A public hearing for the City of Moose Jaw’s discretionary use application to the RM of Moose Jaw turned heated on Tuesday night at the Moose Jaw Events Centre. 

While city staff were on hand to defend the decision, many residents in the RM turned out for the meeting to voice their displeasure. The public hearing was for the RM of Moose Jaw council to gather information as it decides the fate of the city’s discretionary use application for the proposed solid waste facility. 

“There are still an awful lot of unanswered questions which makes it hard for council to approve something when you’re not really sure what you’re approving,” said RM of Moose Jaw Reeve Ron Brumwell. “I know that they discussed how the process works, but that’s their side of it, not necessarily our side of it.” 

Brumwell said more information will be needed before the RM decides on the discretionary use application in the next couple of months. 

“We haven’t seen the traffic impact analysis, so turning off Highway 2 at the initial meeting with Highways they thought that turning lanes would be sufficient, but we haven’t had that in writing,” Brumwell said.  

“We haven’t had a site suitability report from the (Ministry of) Environment which we requested. We’ve got a lot of those questions that have been asked tonight that can’t be answered.” 

Wilda Soper owns land neighbouring the proposed site about 2.5 kilometres north of the city. She felt that the city hadn’t been open and honest with the residents about the project and how the site will be used. 

“No one deemed it necessary to approach us, city and rural residents, who will be directly affected by the proposed facility. No one thought to inquire, just as they did with CFB, as to what our boundaries might be or what our expectations are,” she said at the hearing. 

She questioned whether the city would be moving public works to the site or had future plans to move public works to the site. 

Director of Operations Bevan Harlton clarified that the discretionary use application does not include moving public works to the site and there are no plans to move public works to the site. Whether it could happen in the future, Harlton said he doesn’t have a crystal ball and couldn’t tell what could happen down the road. 

She also asked if annexation would be plan “B” if the discretionary use application didn’t go through.

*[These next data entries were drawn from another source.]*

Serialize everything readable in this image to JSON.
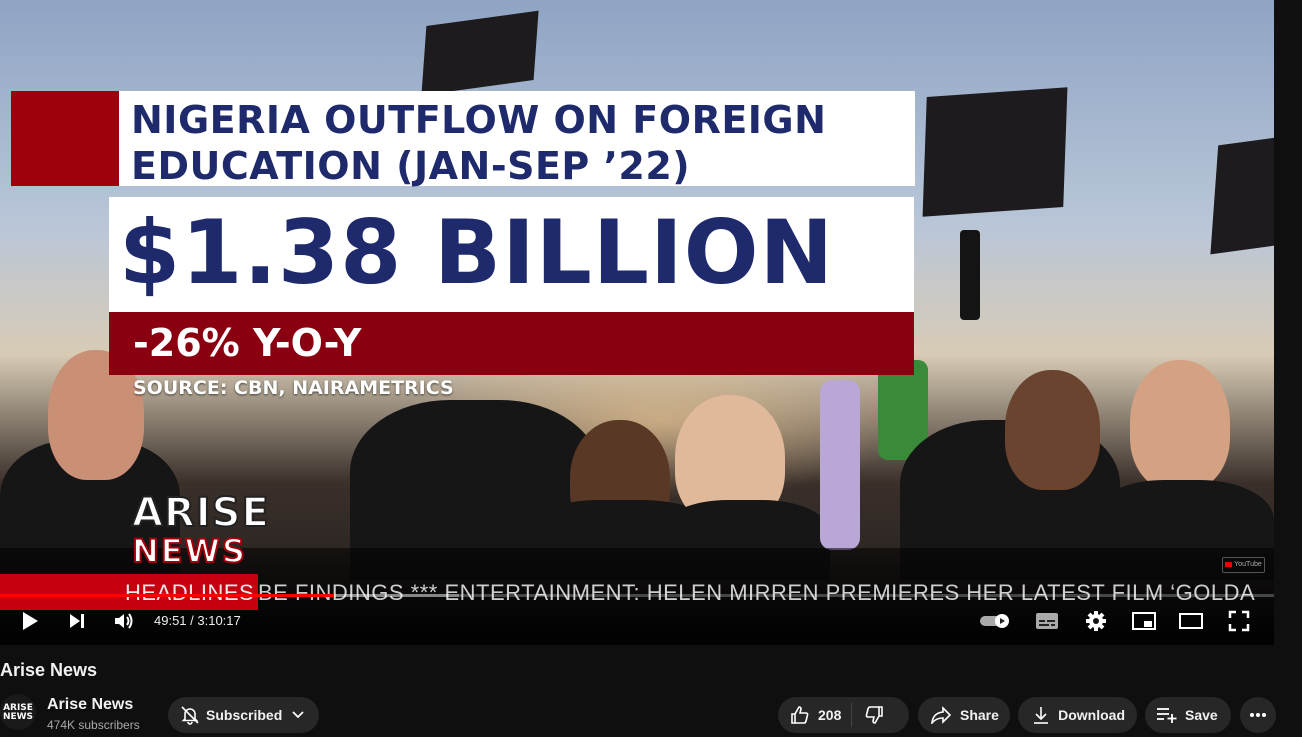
{
  "overlay": {
    "title_line1": "NIGERIA OUTFLOW ON FOREIGN",
    "title_line2": "EDUCATION (JAN-SEP ’22)",
    "amount": "$1.38 BILLION",
    "change": "-26% Y-O-Y",
    "source": "SOURCE: CBN, NAIRAMETRICS"
  },
  "logo": {
    "line1": "ARISE",
    "line2": "NEWS"
  },
  "ticker": {
    "headline_label": "HEADLINES",
    "text": "BE FINDINGS  ***  ENTERTAINMENT: HELEN MIRREN PREMIERES HER LATEST FILM ‘GOLDA"
  },
  "player": {
    "current_time": "49:51",
    "duration": "3:10:17",
    "time_display": "49:51 / 3:10:17",
    "progress_fraction": 0.262,
    "buffered_fraction": 0.36,
    "accent_color": "#ff0000"
  },
  "video": {
    "title": "Arise News",
    "channel_name": "Arise News",
    "subscribers": "474K subscribers",
    "avatar_text": "ARISE NEWS"
  },
  "actions": {
    "subscribed_label": "Subscribed",
    "like_count": "208",
    "share_label": "Share",
    "download_label": "Download",
    "save_label": "Save"
  },
  "icons": [
    "play-icon",
    "next-icon",
    "volume-icon",
    "autoplay-toggle-icon",
    "captions-icon",
    "settings-icon",
    "miniplayer-icon",
    "theater-icon",
    "fullscreen-icon",
    "bell-off-icon",
    "chevron-down-icon",
    "thumbs-up-icon",
    "thumbs-down-icon",
    "share-icon",
    "download-icon",
    "playlist-add-icon",
    "more-icon"
  ]
}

City manager Maryse Carmichael said discussion would need to continue with the RM and nothing would be off the table. 

Cal Soper also said that the RM of Moose Jaw’s bylaws should not allow for the solid waste facility. 

He was particularly concerned about his home quarter, which he said is across the road from the proposed site. 

“My near future plan is to build a house on our own quarter section, which by rights we are allowed to have two residential developments on. That would not happen if this were to be approved. We will not be able to subdivide any of our land for future development,” he said.  

“Zoning bylaws also state that a waste disposal facility cannot include dangerous goods, hazardous waste or biochemical waste. How will that be monitored? Whether the RM monitors that or what, it’s pretty hard to tell what’s going into the landfill right now.” 

Former city councillor and RM ratepayer Brian Swanson spoke saying that the city hasn’t exhausted all of their options. 

Despite the city saying that expanding the current landfill is not viable because of the costs, regulatory setbacks and the existing geology does not meet standards for the Ministry of Environments. 

Swanson felt the land east of the landfill is city-owned and the money saved from not purchasing new land could have been used to hire engineers and consultants and make that land meet regulations. 

An intriguing presentation was given by Randall Johnson, president of Aspen Innovation Park. His company used Carbotura technology to convert 100 per cent of solid waste into reusable material. He told the hearing he is close to getting a contract with the City of Regina and is looking for other municipalities that are willing to contract them to recycle solid waste in landfills. 

The city said to the hearing that they would be willing to meet with Johnson and Brumwell was also curious about the presentation. 

Information about the proposed solid waste management facility project can be found on the city’s website.